PROVIDED INFORMATION:
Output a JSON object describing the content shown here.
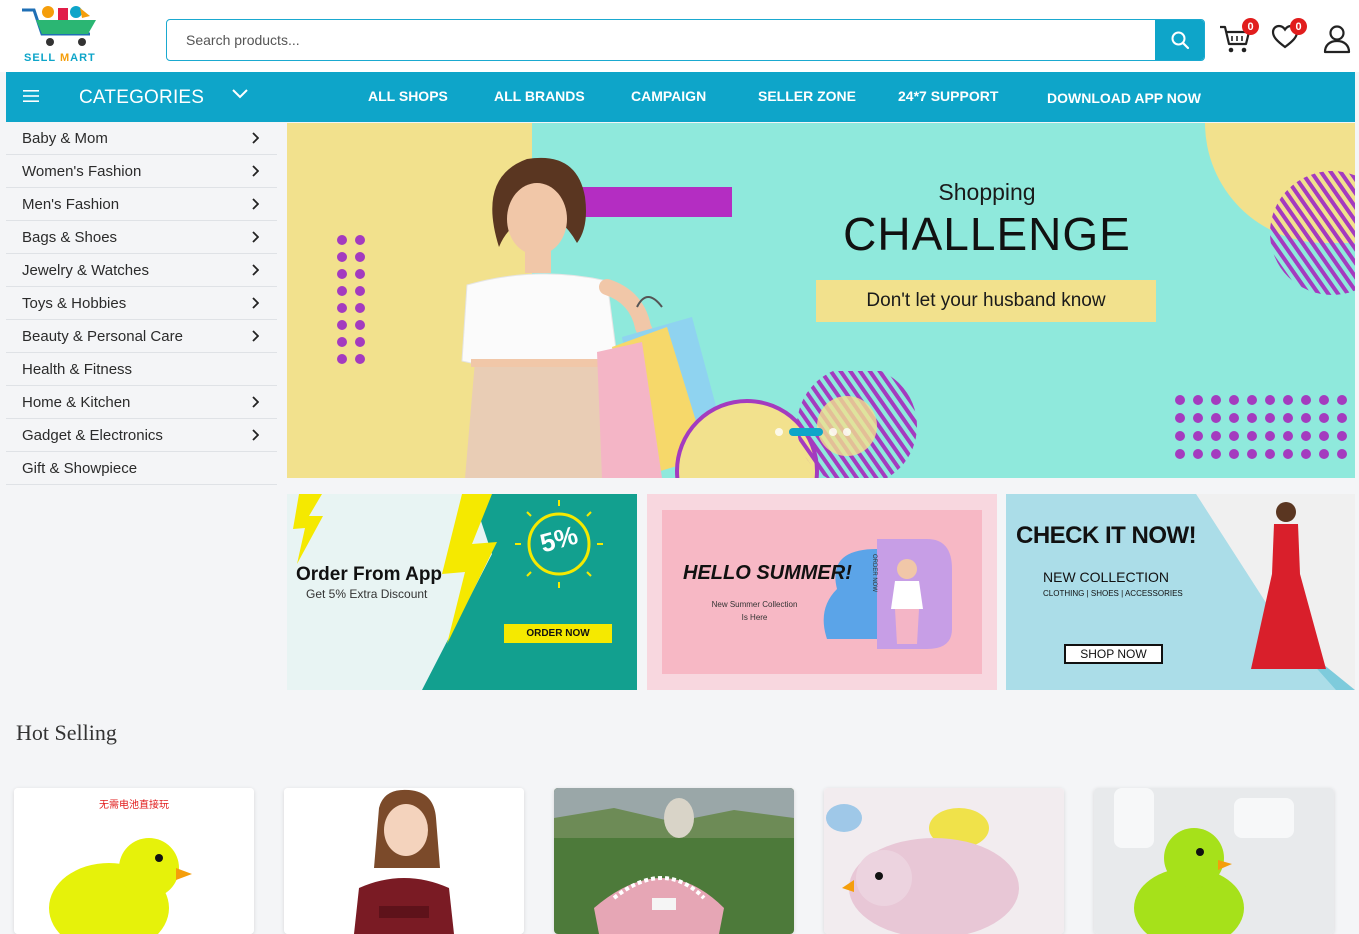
{
  "brand": {
    "logo_text_1": "S",
    "logo_text_mid": "ELL ",
    "logo_text_x": "M",
    "logo_text_end": "ART"
  },
  "search": {
    "placeholder": "Search products..."
  },
  "header": {
    "cart_count": "0",
    "wishlist_count": "0"
  },
  "nav": {
    "categories_label": "CATEGORIES",
    "links": [
      "ALL SHOPS",
      "ALL BRANDS",
      "CAMPAIGN",
      "SELLER ZONE",
      "24*7 SUPPORT",
      "DOWNLOAD APP NOW"
    ]
  },
  "sidebar": {
    "items": [
      {
        "label": "Baby & Mom",
        "has_sub": true
      },
      {
        "label": "Women's Fashion",
        "has_sub": true
      },
      {
        "label": "Men's Fashion",
        "has_sub": true
      },
      {
        "label": "Bags & Shoes",
        "has_sub": true
      },
      {
        "label": "Jewelry & Watches",
        "has_sub": true
      },
      {
        "label": "Toys & Hobbies",
        "has_sub": true
      },
      {
        "label": "Beauty & Personal Care",
        "has_sub": true
      },
      {
        "label": "Health & Fitness",
        "has_sub": false
      },
      {
        "label": "Home & Kitchen",
        "has_sub": true
      },
      {
        "label": "Gadget & Electronics",
        "has_sub": true
      },
      {
        "label": "Gift & Showpiece",
        "has_sub": false
      }
    ]
  },
  "hero": {
    "shopping": "Shopping",
    "challenge": "CHALLENGE",
    "tagline": "Don't let your husband know"
  },
  "promos": {
    "app": {
      "title": "Order From App",
      "subtitle": "Get 5% Extra Discount",
      "badge": "5%",
      "cta": "ORDER NOW"
    },
    "summer": {
      "title": "HELLO SUMMER!",
      "line1": "New Summer Collection",
      "line2": "Is Here",
      "side": "ORDER NOW"
    },
    "check": {
      "title": "CHECK IT NOW!",
      "subtitle": "NEW COLLECTION",
      "tags": "CLOTHING | SHOES | ACCESSORIES",
      "cta": "SHOP NOW"
    }
  },
  "hot_selling": {
    "title": "Hot Selling",
    "cards": [
      {
        "caption": "无需电池直接玩"
      },
      {
        "caption": ""
      },
      {
        "caption": ""
      },
      {
        "caption": ""
      },
      {
        "caption": ""
      }
    ]
  },
  "colors": {
    "accent": "#0ea5c9",
    "badge": "#e11d1d",
    "hero_mint": "#8fe9dc",
    "hero_yellow": "#f2e18d",
    "hero_purple": "#b42dc2"
  }
}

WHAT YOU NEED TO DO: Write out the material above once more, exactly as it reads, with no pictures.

SOLVED EXERCISE:
Output a JSON object describing the content shown here.
{
  "brand": {
    "logo_text_1": "S",
    "logo_text_mid": "ELL ",
    "logo_text_x": "M",
    "logo_text_end": "ART"
  },
  "search": {
    "placeholder": "Search products..."
  },
  "header": {
    "cart_count": "0",
    "wishlist_count": "0"
  },
  "nav": {
    "categories_label": "CATEGORIES",
    "links": [
      "ALL SHOPS",
      "ALL BRANDS",
      "CAMPAIGN",
      "SELLER ZONE",
      "24*7 SUPPORT",
      "DOWNLOAD APP NOW"
    ]
  },
  "sidebar": {
    "items": [
      {
        "label": "Baby & Mom",
        "has_sub": true
      },
      {
        "label": "Women's Fashion",
        "has_sub": true
      },
      {
        "label": "Men's Fashion",
        "has_sub": true
      },
      {
        "label": "Bags & Shoes",
        "has_sub": true
      },
      {
        "label": "Jewelry & Watches",
        "has_sub": true
      },
      {
        "label": "Toys & Hobbies",
        "has_sub": true
      },
      {
        "label": "Beauty & Personal Care",
        "has_sub": true
      },
      {
        "label": "Health & Fitness",
        "has_sub": false
      },
      {
        "label": "Home & Kitchen",
        "has_sub": true
      },
      {
        "label": "Gadget & Electronics",
        "has_sub": true
      },
      {
        "label": "Gift & Showpiece",
        "has_sub": false
      }
    ]
  },
  "hero": {
    "shopping": "Shopping",
    "challenge": "CHALLENGE",
    "tagline": "Don't let your husband know"
  },
  "promos": {
    "app": {
      "title": "Order From App",
      "subtitle": "Get 5% Extra Discount",
      "badge": "5%",
      "cta": "ORDER NOW"
    },
    "summer": {
      "title": "HELLO SUMMER!",
      "line1": "New Summer Collection",
      "line2": "Is Here",
      "side": "ORDER NOW"
    },
    "check": {
      "title": "CHECK IT NOW!",
      "subtitle": "NEW COLLECTION",
      "tags": "CLOTHING | SHOES | ACCESSORIES",
      "cta": "SHOP NOW"
    }
  },
  "hot_selling": {
    "title": "Hot Selling",
    "cards": [
      {
        "caption": "无需电池直接玩"
      },
      {
        "caption": ""
      },
      {
        "caption": ""
      },
      {
        "caption": ""
      },
      {
        "caption": ""
      }
    ]
  },
  "colors": {
    "accent": "#0ea5c9",
    "badge": "#e11d1d",
    "hero_mint": "#8fe9dc",
    "hero_yellow": "#f2e18d",
    "hero_purple": "#b42dc2"
  }
}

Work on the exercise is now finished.